Per Formula One correspondent Nick Daman on Radio Le Mans' Midweek Motorsport show, the date to watch for Fernando Alonso's team decision is December 1. That announcement is likely to be a move to the McLaren Honda team.

At approximately one hour and thirty-seven minutes in on season 9, episode 44, they start to discuss McLaren's sticky situation of too many (likely) drivers for only two spots. They have Alonso, who has either signed a contract at McLaren or will in the near future. They also have Jenson Button, whose contract expires this year and hasn't signed a new one. Button will likely end up in the WEC if he doesn't get signed at Porsche. McLaren's much younger driver Kevin Magnussen hasn't been nailed down, either.

Contractual obligations could have been holding up the announcements at Ferrari. While it's understood that Alonso's leaving is a mutual break-up, if Ferrari announces Sebastian Vettel as their driver too soon, then it's understood that Ferrari is letting Alonso out of his contract and they will owe Alonso a lot of money (per the contract) for releasing him early. If Alonso announces too soon that he's at another team, then it's on him for breaking the contract, and he'll be out a bunch of money instead of the team. Fun times!


Ferrari just anounced this morning that Sebastian Vettel and Kimi Räikkönen will be their two drivers:

So, Alonso's announcement for 2015 should come very, very soon.

Supposedly, this waiting game for Alonso's announcement ends on December 1st, though, so hold onto your butts: the most likely scenario we pointed out last month will probably come to pass.


But what about the Spygate shenanigans in 2007? Does this move make any sense? Didn't Alonso threaten to snitch on McLaren Team Principal Ron Dennis' dirty email chains at the Hungarian Grand Prix?



It'll be just like the bad old times, man!

Spygate stripped McLaren of their Constructors' Championship points and fined them $100 million for obtaining key technical information about Ferrari's F1 car. Drivers Lewis Hamilton and Fernando Alonso were still permitted to compete for the Drivers' Championship for cooperating with the investigation.


The bad blood between both McLaren and Alonso as well as the intense rivalry between Hamilton and Alonso was enough to push Alonso to sign with Renault in 2008.
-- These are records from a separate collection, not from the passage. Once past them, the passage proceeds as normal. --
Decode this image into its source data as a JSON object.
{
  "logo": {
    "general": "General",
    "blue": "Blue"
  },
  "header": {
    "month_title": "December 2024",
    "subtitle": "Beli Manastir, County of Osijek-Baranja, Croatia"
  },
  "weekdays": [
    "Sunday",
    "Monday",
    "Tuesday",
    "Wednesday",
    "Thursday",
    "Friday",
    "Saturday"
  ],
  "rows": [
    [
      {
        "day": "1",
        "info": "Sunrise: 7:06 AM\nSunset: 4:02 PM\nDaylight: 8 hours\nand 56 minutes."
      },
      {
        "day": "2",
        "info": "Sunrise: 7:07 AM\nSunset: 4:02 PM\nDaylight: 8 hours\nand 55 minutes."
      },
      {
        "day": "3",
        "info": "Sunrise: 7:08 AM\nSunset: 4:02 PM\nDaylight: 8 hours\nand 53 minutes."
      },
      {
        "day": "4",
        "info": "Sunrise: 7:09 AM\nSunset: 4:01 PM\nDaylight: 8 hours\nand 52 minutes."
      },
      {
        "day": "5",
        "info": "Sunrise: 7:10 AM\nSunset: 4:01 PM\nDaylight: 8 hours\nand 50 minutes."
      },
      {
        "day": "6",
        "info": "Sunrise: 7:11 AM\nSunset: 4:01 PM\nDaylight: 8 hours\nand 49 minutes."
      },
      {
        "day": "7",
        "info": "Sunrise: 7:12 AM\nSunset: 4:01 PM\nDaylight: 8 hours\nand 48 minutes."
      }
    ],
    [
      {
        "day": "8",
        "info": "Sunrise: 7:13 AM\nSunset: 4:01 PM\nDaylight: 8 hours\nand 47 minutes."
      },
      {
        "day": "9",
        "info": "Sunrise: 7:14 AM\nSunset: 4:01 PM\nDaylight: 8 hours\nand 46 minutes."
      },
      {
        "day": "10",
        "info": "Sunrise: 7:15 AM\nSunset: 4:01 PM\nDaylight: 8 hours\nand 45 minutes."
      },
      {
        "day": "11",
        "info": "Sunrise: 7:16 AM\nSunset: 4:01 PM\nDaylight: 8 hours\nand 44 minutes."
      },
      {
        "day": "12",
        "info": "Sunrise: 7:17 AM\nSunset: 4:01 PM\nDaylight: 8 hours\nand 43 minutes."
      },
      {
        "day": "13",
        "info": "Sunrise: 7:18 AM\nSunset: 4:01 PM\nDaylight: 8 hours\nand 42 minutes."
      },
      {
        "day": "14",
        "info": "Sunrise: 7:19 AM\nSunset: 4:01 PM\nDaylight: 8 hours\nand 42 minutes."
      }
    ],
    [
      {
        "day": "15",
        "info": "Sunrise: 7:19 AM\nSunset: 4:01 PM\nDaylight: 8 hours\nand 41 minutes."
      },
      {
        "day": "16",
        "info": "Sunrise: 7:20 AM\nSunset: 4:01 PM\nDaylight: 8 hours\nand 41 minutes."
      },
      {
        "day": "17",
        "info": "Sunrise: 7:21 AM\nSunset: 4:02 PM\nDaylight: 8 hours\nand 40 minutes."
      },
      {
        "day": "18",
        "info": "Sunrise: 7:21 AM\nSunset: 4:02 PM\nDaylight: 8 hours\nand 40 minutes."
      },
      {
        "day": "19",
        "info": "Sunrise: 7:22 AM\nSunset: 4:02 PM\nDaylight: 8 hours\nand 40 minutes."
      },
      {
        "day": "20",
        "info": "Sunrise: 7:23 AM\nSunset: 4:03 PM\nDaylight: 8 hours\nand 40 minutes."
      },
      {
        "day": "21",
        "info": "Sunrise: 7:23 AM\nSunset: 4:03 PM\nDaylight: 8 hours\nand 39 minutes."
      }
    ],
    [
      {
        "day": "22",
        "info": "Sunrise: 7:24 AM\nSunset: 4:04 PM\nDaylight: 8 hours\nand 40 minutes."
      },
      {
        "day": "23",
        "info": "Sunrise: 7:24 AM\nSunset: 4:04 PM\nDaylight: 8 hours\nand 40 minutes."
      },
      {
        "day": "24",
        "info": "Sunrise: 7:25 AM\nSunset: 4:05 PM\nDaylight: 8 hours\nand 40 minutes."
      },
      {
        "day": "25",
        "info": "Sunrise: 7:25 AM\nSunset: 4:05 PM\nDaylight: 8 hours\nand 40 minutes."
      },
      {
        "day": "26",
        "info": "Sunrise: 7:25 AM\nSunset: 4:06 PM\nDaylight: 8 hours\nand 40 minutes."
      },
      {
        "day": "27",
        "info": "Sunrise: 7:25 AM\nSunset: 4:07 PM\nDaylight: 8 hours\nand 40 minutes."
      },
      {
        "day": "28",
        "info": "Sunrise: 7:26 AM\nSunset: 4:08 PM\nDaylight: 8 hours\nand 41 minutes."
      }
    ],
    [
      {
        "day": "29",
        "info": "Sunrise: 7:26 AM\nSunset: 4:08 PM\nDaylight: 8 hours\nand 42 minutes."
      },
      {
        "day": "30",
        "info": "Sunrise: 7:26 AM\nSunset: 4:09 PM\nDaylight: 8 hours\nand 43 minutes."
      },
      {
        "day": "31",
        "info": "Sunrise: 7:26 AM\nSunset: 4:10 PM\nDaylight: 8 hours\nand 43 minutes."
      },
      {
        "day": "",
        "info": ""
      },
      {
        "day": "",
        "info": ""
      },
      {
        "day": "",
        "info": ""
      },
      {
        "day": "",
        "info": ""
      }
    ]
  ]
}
In remarks made to Sky Sports, Ron Dennis claims that the entire debacle is behind him, and that it wouldn't be an impediment to Alonso returning to McLaren:

Fernando wasn't the trigger. He was just a part-player. It was the action of other individuals. The emails between Fernando and Pedro de la Rosa were pretty irrelevant.

I moved on years ago. There's no impediment for Lewis Hamilton coming back. There's no impediment for Fernando Alonso coming back. And there's no impediment for Kevin [Magnussen] and Jenson [Button] staying.


Uh-huh, sure. No impediments like contracts that need renewing, or perhaps the fact that Button's getting up in age for an F1 driver.

Axis of Oversteer has gone so far to posit that Alonso will perhaps sign directly with Honda to avoid any potential clashes with Ron Dennis. Honda will be McLaren's engine provider for next year.


Many key components on the existing V6 turbo Formula One engines are frozen from change as part of an engine freeze meant to save competitors money as the new engine regulations roll out over the next few years. (That part clearly isn't working.)

Honda, however, enters 2015 with a clean slate since they are entering an entirely new design, allowing them to pick components that work and are most likely to be competitive against the dominant Mercedes engines. This is why Alonso would be drawn back to a team he left under the most sour of terms: McLaren will be the only team running the new Honda engines.


Axis even claims that Alonso to Honda has already happened:

Alonso will not sign with Mclaren because, it's been said, he signed with Honda for a hefty 35 million Euro a season ($44M). It also means that, theoretically, Alonso would be free to move to any other future Honda powered team should it prove more competitive. Alonso would return to Mclaren not as a Mclaren employee.

That's one more interesting theory to toss into the ring.


Either way, we'll know for sure who signed who where on Alonso's contract on or before December 1.

I'm so sure he's heading to McLaren that I'm calling it now. Alonso Watch 2014 is over (unless it's not). Alonso to McLaren, done.

Photo credits: Getty Images